Exercise requirements
Looking at the listing, state how many of its lines contain the string "value". Write only the number.

--------------------

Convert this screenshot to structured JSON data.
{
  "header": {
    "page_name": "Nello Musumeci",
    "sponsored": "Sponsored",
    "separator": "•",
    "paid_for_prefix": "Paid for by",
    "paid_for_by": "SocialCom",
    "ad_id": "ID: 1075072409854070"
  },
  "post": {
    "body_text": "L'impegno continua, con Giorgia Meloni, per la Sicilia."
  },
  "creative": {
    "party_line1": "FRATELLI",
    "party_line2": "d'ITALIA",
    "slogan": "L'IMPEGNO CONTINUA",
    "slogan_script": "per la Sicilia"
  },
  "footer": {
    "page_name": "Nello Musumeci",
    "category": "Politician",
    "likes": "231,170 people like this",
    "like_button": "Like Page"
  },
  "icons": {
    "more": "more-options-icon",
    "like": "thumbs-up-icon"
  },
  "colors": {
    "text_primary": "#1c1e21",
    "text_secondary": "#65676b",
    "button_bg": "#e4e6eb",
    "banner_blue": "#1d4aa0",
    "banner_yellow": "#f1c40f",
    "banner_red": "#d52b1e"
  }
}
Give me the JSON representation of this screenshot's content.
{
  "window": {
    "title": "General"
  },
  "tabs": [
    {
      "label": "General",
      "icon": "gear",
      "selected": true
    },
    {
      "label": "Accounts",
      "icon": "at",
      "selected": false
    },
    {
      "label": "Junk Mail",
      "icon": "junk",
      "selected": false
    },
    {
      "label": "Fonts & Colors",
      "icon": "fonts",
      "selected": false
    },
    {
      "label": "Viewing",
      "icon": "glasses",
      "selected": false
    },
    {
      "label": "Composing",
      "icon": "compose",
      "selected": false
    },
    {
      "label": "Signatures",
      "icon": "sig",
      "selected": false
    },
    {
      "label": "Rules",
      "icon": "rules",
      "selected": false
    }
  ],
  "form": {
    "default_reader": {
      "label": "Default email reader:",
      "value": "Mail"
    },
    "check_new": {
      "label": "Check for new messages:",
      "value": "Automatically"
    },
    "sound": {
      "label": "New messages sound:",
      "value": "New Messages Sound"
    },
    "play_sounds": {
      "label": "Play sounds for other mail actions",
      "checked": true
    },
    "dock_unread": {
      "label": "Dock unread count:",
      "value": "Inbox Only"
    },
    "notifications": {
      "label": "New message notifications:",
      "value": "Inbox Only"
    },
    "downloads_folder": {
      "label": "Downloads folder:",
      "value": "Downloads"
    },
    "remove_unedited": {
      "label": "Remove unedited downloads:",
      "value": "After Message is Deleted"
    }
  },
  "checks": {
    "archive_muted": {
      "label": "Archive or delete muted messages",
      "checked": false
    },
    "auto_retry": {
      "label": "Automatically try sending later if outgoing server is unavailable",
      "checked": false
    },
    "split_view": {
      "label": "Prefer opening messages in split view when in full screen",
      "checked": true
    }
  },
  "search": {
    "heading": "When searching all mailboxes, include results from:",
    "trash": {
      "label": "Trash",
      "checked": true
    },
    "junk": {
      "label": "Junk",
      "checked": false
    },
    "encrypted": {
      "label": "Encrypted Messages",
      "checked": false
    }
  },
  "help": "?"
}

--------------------

Answer to this problem
7